- _What is required_
Copy out, from the entries below, each line holding the string "зміни".
*** Extracted entries Section Begins ***
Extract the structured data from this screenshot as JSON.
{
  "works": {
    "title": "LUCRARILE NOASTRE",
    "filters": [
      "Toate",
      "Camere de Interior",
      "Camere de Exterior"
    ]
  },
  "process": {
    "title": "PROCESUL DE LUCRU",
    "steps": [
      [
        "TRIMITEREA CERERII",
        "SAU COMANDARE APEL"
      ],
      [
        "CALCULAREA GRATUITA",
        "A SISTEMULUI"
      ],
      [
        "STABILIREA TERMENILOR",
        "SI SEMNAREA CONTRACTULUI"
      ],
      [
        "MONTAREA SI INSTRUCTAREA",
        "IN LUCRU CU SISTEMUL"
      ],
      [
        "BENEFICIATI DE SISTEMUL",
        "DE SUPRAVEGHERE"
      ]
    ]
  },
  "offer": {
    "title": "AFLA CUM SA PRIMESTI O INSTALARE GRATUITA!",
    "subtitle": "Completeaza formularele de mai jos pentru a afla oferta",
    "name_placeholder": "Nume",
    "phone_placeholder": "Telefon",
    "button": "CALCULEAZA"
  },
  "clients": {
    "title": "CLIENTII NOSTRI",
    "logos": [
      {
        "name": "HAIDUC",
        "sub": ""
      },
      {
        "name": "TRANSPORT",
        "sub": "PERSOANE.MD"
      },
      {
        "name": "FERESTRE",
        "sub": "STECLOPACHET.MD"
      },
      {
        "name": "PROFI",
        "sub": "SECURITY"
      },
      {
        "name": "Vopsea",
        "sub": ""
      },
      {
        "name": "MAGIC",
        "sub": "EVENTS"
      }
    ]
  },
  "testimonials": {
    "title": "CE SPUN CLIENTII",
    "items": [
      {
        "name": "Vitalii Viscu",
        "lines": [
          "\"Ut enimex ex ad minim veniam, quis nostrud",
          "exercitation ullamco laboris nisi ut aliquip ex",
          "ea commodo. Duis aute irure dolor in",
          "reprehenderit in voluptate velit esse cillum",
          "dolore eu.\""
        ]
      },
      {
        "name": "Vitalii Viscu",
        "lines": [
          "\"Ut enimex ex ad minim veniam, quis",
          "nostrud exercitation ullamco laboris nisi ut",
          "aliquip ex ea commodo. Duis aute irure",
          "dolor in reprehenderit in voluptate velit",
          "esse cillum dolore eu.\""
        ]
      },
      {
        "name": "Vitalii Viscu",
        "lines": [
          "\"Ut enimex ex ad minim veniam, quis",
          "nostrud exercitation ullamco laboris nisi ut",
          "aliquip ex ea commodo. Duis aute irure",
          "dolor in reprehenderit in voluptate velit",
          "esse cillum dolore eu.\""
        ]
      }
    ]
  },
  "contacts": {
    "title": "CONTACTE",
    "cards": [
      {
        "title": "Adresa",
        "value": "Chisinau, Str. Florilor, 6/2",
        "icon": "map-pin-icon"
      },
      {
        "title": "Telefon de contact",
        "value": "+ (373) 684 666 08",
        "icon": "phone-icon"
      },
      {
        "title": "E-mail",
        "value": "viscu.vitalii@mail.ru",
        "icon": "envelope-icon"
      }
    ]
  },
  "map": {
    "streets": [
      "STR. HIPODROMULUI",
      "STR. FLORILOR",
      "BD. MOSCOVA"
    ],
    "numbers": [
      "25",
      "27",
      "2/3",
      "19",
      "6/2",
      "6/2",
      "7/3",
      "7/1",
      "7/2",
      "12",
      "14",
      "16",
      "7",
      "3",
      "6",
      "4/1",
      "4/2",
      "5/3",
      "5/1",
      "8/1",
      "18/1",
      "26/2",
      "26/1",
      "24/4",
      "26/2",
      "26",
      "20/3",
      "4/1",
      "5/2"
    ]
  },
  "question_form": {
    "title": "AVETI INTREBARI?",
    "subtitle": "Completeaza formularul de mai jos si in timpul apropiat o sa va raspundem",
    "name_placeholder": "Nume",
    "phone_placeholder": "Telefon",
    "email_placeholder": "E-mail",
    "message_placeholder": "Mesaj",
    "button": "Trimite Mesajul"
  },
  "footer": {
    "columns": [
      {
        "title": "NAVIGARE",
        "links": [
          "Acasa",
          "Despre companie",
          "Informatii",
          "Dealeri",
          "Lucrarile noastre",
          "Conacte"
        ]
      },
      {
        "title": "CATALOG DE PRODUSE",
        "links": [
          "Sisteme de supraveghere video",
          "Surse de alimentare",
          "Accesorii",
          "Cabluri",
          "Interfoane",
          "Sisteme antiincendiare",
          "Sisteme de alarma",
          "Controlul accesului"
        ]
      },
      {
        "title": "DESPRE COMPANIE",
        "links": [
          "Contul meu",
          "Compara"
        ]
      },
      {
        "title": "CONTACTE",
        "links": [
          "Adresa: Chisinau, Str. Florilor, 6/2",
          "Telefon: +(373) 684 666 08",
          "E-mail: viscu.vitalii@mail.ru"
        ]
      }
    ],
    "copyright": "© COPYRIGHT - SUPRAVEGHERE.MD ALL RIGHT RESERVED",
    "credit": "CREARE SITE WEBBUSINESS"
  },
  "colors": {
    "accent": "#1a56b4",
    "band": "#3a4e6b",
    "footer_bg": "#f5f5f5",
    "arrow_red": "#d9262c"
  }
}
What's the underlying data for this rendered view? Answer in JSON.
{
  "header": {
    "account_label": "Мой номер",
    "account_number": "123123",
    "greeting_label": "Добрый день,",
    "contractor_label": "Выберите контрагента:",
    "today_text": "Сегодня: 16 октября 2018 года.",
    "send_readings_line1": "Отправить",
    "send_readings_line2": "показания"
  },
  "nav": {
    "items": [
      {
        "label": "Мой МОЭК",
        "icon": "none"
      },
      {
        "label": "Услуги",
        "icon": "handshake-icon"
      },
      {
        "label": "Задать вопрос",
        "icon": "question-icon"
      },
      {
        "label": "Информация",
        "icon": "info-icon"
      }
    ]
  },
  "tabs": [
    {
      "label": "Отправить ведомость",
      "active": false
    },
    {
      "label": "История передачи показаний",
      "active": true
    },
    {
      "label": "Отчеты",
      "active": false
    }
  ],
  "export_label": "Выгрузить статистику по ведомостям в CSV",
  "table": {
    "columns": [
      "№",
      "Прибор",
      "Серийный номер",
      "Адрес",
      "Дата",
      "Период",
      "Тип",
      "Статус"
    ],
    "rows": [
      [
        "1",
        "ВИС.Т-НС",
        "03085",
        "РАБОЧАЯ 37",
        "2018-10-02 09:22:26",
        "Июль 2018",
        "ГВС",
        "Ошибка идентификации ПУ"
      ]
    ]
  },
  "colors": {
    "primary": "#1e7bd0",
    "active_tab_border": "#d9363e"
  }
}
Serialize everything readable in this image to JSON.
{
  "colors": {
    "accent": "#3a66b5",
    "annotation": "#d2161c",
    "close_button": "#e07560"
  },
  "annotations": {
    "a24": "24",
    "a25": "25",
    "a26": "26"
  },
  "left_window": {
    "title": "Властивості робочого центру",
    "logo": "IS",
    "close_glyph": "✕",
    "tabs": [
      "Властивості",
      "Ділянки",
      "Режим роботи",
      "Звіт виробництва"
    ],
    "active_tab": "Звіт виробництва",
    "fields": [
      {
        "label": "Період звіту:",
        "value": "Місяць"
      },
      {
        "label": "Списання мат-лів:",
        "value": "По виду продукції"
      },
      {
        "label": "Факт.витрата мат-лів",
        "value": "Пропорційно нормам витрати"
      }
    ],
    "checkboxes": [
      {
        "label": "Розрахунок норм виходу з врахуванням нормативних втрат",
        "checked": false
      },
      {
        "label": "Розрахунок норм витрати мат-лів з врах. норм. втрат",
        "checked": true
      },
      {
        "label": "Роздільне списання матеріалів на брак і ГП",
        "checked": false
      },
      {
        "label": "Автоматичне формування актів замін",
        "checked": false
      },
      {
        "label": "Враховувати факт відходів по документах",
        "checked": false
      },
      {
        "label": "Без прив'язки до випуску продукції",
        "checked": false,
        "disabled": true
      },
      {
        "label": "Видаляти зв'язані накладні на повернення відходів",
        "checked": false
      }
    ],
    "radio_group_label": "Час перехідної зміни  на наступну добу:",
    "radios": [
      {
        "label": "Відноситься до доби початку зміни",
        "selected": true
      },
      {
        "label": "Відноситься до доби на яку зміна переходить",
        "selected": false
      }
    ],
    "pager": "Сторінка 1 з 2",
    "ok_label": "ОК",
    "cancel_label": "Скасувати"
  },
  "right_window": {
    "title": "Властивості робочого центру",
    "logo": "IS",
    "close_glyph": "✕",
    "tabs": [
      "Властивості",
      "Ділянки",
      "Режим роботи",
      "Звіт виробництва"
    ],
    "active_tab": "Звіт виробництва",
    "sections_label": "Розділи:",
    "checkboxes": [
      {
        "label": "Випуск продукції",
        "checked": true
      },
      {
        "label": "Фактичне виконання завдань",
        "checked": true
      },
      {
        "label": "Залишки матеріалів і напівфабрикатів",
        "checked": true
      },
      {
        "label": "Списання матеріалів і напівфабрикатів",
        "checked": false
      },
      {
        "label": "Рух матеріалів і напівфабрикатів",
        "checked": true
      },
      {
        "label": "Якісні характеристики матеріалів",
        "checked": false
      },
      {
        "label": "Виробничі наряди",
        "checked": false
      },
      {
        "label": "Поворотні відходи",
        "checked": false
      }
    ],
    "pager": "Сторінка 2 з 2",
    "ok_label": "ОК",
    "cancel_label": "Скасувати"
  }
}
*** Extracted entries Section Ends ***
- _Result below_
    "radio_group_label": "Час перехідної зміни  на наступну добу:",
        "label": "Відноситься до доби початку зміни",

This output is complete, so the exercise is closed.